Retype the records word for word. Skip every image.

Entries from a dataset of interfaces
★ ★ ★ ★
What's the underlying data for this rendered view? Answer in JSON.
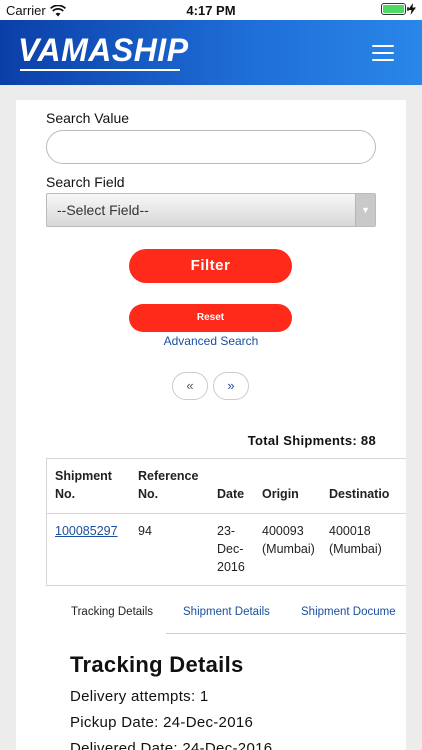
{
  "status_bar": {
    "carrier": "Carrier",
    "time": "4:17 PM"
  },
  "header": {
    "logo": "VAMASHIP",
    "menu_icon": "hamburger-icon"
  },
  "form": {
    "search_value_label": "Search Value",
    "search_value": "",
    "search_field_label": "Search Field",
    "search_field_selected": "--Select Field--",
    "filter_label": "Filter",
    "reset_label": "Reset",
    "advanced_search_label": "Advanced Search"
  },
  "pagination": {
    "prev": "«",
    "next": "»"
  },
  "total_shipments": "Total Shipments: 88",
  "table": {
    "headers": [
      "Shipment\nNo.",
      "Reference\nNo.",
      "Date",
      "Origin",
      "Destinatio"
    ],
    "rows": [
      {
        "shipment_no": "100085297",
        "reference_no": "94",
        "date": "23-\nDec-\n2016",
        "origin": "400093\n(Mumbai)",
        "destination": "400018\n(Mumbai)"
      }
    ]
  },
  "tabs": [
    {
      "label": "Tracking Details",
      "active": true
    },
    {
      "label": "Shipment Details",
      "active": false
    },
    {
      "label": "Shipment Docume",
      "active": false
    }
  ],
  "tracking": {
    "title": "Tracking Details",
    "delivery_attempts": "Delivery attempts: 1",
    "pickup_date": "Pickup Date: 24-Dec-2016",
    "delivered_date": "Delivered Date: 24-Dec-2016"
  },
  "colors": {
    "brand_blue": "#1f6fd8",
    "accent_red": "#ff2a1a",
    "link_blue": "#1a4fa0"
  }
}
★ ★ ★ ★
*ANSWER TO THIS PROBLEM:*
What's the underlying data for this rendered view? Answer in JSON.
{
  "status_bar": {
    "carrier": "Carrier",
    "time": "4:17 PM"
  },
  "header": {
    "logo": "VAMASHIP",
    "menu_icon": "hamburger-icon"
  },
  "form": {
    "search_value_label": "Search Value",
    "search_value": "",
    "search_field_label": "Search Field",
    "search_field_selected": "--Select Field--",
    "filter_label": "Filter",
    "reset_label": "Reset",
    "advanced_search_label": "Advanced Search"
  },
  "pagination": {
    "prev": "«",
    "next": "»"
  },
  "total_shipments": "Total Shipments: 88",
  "table": {
    "headers": [
      "Shipment\nNo.",
      "Reference\nNo.",
      "Date",
      "Origin",
      "Destinatio"
    ],
    "rows": [
      {
        "shipment_no": "100085297",
        "reference_no": "94",
        "date": "23-\nDec-\n2016",
        "origin": "400093\n(Mumbai)",
        "destination": "400018\n(Mumbai)"
      }
    ]
  },
  "tabs": [
    {
      "label": "Tracking Details",
      "active": true
    },
    {
      "label": "Shipment Details",
      "active": false
    },
    {
      "label": "Shipment Docume",
      "active": false
    }
  ],
  "tracking": {
    "title": "Tracking Details",
    "delivery_attempts": "Delivery attempts: 1",
    "pickup_date": "Pickup Date: 24-Dec-2016",
    "delivered_date": "Delivered Date: 24-Dec-2016"
  },
  "colors": {
    "brand_blue": "#1f6fd8",
    "accent_red": "#ff2a1a",
    "link_blue": "#1a4fa0"
  }
}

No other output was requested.